A breeze extricates itself from the depths of the cosmos. Its hollow and sinuous breath drags dust of stars which whistle in our ears like a sibylline singing emanating from oblivion. Its shadow gets loose and infuses an analog heat with a slow movement of bass which intertwines the abstruse singings. Both entities harmonize their undulate breaths, shaking prismic particles which put together a series of keys skipping into fine circular movements. It’s a kind of rhythmic halos which go and come such as strands trying to run away. The bass line flushes out a structure of jerky pulsations while some electronic percussions invite each other, structuring so a kind of rhythmic ride which beats under the delicate kicks of the harmonious sequences. Elytrons to the felted jingles, cosmic gases, brief stroboscopic jerks and nervous percussions establish the bases of this stunning rhythmic approach which will shake the 24 minutes of “Leaving Behind”. If the rhythm is very livened up, it remains static. Pounding in all directions, it keeps a minimalist direction which twins its pulsations at this delicious string of sequences and its indefatigable oneiric song which returns ceaselessly in a hallucinating sound decoration clouded of prismic fog and set by magnificent solos which will make the fans of vintage EM to daydream. Solos! They are wonderful. They sing and also weave beautiful earworms, just like the sequencing. They make spirals and twists, sometimes acute, they cut out the cosmic atmospheres and they cross a structure of rhythm which remains subdivided by the very harmonious approach of its sequences.

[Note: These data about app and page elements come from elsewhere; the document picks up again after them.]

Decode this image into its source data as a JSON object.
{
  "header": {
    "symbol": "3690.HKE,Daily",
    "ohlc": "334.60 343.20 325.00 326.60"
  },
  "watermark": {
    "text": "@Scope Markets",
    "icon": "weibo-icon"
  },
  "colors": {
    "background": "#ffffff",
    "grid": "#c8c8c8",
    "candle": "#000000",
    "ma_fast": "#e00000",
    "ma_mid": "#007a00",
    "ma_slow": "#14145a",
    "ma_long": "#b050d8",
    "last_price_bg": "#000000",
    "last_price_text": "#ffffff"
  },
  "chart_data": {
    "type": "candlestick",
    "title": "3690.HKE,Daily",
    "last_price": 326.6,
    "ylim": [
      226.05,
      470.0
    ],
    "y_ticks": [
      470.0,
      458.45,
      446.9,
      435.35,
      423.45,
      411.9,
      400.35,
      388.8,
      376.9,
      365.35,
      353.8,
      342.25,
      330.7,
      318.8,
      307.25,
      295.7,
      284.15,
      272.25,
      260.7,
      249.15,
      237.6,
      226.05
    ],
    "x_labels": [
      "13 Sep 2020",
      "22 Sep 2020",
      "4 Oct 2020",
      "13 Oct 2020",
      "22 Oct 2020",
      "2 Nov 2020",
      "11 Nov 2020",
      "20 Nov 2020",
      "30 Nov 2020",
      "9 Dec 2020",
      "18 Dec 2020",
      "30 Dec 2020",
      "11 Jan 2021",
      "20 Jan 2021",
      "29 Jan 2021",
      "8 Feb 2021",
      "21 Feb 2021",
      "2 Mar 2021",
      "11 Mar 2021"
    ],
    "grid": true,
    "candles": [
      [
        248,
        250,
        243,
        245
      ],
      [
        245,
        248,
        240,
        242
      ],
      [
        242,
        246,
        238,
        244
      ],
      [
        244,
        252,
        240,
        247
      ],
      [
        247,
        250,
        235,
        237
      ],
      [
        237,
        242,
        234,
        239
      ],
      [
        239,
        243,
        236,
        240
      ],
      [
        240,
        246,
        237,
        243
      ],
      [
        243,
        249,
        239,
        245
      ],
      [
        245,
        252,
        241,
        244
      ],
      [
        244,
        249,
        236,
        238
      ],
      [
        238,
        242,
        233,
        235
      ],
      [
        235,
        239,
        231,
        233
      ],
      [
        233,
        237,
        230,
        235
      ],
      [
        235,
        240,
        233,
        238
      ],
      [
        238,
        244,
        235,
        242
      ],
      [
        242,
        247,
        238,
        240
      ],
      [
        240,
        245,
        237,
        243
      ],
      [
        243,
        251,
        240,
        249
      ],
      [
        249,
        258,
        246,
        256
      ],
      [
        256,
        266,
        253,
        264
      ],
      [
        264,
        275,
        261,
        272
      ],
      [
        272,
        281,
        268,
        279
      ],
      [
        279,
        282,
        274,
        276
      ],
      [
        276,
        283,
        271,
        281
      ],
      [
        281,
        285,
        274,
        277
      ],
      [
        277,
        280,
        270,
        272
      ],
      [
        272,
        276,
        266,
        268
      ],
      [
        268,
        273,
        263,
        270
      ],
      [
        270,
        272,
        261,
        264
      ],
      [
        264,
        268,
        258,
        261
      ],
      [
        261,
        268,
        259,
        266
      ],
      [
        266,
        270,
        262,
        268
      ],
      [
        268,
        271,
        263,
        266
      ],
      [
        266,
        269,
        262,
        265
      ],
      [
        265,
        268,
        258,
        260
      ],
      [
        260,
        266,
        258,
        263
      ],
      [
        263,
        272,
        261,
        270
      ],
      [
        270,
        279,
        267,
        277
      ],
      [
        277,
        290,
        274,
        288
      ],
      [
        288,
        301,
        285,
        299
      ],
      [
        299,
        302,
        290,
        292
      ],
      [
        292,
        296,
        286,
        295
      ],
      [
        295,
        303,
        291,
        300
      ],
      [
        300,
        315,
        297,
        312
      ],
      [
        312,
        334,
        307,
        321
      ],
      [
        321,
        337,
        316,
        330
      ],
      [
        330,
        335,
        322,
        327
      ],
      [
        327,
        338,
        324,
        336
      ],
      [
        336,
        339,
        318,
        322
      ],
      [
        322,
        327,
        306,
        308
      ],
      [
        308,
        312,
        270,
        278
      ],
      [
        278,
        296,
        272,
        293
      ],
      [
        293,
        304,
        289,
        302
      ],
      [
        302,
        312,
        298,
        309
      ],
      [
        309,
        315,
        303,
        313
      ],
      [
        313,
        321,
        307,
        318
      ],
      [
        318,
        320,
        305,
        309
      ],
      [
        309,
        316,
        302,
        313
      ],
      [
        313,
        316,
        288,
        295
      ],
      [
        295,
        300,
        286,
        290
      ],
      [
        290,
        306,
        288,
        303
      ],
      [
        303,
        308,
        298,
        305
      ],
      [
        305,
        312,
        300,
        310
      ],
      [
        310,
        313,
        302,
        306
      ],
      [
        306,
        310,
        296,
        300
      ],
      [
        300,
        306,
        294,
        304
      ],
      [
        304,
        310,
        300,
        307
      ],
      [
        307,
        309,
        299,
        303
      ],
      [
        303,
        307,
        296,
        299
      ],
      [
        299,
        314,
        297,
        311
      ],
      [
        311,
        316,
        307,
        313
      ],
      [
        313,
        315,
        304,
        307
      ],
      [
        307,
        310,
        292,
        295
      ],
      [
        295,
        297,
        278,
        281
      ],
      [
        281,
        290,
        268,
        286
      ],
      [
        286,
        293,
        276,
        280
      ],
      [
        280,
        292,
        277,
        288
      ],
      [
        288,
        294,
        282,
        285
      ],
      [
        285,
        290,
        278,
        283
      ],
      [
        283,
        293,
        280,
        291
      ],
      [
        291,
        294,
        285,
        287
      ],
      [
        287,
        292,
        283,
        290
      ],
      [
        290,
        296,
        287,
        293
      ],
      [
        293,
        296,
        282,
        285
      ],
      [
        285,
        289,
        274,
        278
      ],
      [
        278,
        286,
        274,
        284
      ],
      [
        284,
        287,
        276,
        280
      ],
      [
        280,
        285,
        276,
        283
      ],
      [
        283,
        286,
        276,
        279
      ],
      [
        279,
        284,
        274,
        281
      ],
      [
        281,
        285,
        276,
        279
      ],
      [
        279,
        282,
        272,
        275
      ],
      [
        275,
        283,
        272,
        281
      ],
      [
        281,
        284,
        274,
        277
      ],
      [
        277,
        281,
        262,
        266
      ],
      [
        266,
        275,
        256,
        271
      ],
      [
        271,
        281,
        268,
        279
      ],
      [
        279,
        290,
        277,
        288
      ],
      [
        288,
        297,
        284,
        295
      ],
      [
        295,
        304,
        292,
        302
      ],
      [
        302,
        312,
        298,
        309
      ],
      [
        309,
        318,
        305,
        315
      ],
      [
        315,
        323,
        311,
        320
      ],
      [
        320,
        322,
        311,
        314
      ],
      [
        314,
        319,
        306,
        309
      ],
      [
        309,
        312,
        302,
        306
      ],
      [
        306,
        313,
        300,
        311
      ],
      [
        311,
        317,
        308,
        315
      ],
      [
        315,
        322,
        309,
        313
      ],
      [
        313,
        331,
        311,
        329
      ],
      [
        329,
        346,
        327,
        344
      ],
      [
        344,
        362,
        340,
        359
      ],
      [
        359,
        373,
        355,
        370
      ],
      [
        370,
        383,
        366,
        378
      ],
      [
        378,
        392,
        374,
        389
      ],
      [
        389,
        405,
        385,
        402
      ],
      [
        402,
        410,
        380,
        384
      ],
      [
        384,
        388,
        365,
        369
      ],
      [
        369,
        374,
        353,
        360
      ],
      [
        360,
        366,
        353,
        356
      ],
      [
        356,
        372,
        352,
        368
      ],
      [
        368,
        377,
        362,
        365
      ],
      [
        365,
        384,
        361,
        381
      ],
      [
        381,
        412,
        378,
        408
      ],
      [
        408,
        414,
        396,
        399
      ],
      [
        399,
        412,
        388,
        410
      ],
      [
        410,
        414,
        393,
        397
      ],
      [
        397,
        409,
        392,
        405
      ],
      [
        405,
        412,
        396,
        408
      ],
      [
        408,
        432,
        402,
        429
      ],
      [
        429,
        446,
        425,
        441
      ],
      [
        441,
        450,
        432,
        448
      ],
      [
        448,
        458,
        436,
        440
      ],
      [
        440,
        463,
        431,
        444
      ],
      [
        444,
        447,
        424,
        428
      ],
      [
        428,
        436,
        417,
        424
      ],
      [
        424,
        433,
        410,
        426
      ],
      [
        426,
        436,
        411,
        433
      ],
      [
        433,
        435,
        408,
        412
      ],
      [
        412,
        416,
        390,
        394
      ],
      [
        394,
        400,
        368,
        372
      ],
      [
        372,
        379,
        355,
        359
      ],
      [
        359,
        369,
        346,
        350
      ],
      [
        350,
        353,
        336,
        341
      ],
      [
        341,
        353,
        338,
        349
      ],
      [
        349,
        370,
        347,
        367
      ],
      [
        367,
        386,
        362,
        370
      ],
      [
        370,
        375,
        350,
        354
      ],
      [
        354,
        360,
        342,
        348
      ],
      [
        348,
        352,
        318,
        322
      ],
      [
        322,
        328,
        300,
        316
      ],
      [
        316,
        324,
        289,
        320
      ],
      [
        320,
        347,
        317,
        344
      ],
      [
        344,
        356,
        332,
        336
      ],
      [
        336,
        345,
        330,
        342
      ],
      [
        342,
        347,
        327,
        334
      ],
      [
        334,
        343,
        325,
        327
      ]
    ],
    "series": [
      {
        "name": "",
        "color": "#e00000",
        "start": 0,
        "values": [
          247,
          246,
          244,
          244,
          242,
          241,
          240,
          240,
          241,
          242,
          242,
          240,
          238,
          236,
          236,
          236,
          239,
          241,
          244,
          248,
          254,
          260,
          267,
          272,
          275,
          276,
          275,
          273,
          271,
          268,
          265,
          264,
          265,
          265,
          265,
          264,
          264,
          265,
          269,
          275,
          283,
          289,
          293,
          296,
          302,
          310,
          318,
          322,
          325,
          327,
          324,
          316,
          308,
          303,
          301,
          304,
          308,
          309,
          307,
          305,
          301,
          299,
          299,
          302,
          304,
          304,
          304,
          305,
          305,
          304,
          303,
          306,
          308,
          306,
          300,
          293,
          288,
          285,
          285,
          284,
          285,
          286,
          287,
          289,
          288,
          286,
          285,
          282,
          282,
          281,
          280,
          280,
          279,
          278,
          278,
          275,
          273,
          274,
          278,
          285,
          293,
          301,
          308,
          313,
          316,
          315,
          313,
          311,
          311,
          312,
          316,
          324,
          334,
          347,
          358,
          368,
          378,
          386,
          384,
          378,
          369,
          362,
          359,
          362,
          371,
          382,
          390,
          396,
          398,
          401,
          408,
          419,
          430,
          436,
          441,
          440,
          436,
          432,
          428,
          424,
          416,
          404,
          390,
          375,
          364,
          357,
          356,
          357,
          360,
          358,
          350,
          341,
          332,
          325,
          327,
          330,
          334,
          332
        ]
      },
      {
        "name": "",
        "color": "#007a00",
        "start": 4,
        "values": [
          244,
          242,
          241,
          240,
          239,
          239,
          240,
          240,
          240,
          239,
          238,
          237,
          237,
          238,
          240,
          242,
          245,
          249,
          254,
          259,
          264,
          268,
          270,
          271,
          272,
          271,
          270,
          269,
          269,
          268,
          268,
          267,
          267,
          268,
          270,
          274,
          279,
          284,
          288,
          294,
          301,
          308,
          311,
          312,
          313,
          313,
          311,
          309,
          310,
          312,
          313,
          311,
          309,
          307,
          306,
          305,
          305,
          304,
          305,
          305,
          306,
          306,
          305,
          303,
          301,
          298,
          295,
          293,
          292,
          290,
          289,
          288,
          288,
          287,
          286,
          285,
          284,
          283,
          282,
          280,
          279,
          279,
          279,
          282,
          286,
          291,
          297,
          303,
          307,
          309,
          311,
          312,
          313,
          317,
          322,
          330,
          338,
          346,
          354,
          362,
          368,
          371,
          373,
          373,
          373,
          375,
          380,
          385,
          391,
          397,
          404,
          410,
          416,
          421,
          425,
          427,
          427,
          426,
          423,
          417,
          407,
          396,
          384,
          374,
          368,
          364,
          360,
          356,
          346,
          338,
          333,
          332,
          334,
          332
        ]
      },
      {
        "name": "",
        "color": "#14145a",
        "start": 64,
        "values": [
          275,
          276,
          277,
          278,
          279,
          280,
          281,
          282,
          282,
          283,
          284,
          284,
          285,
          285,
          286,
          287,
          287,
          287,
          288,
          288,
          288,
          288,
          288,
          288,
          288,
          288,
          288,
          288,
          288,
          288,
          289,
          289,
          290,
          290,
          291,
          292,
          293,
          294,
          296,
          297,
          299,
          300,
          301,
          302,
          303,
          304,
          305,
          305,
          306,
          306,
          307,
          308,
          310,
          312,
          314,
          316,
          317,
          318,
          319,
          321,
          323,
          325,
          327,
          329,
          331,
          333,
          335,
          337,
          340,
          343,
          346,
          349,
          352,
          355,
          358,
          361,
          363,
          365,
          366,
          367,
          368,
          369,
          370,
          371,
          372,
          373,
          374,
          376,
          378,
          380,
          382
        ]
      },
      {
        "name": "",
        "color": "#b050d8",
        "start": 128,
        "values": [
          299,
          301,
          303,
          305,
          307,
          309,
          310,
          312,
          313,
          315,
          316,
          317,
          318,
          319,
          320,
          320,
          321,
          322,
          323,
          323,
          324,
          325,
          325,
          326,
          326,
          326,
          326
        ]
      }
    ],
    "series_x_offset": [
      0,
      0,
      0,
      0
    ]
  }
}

“Leaving Behind” on this “Phoenix” is a splendid starting signal which will bring a little shade in the next 40 minutes of “Phoenix” so much it is powerfully appealing. Clearly quieter, even very ambient, the structure of “Somewhere in Between” reminds to me constantly that of Klaus Schulze in Body Love. Wandering choruses fill its introduction. They hum in a dense astral fog from where pop out delicate sequences of which the purpose is to weave rhythm as discreet as very ambient. We dream. And we let ourselves being deported in the vintages territories with this delicious movement of sequences which call out so much to the ambient works of Schulze. Little by little, “Somewhere in Between” covers itself with a more opaque veil where we discern a little less the sequences, but where we hear subtle synth solos that will make you daydream in an intense astral soundscape. With “Welcome to the New”, Robert Sigmuntowski wants to weave a link between vintage Berlin School and a more contemporary one. Cracklings of old vinyl are decorating an intro seized by heavy and overwhelming organ layers. The movement is very ambient, even floating, with a fascinating choir and its sibylline singing which fit closely to the delicate implosions and the slow impulses of the ghostly layers. I’m hearing Adelbert Von Deyen! A line of starry prisms sparkle like chirpings of birds and a fine movement of sequences shake its keys which spin in a circular choreography. The bass line regurgitates the pulsations which it held in secret, while the structure of “Welcome to the New” rhythm spreads its long undulatory skeleton which adopts a bit the movement of “Leaving Behind”. This is getting striking! Moreover, this second part of “Welcome to the New” is as much delicious as the opening of “Phoenix”. The sequences are harmonious and weave a hypnotizing earworm. They sparkle brightly in this immense opacity of ochred mist which feeds and weighs down the moods of “Phoenix”. The synth solos of have difficulty in highlighting their acutenesses, dividing their acrobatic singings in more nuanced tints and others more pearled.
Berlin Heritage bears its name marvelously. I adored “Phoenix”. It is an album tailored for the fans of Berlin School, as retro as contemporary, but with a clear tendency for the golden years of the psychedelic-cosmic EM. If you like long minimalists structure, if you like a sensible balance between the morphic moods and the intensely jerky rhythms, the sequences which sparkle of harmonious rhythms and solos as discreet as sharps; I strongly recommend you this “Phoenix” from Berlin Heritage.
Sylvain Lupari, November 25th, 2014 – gutsofdarkness.com & synthsequences.blogspot.ca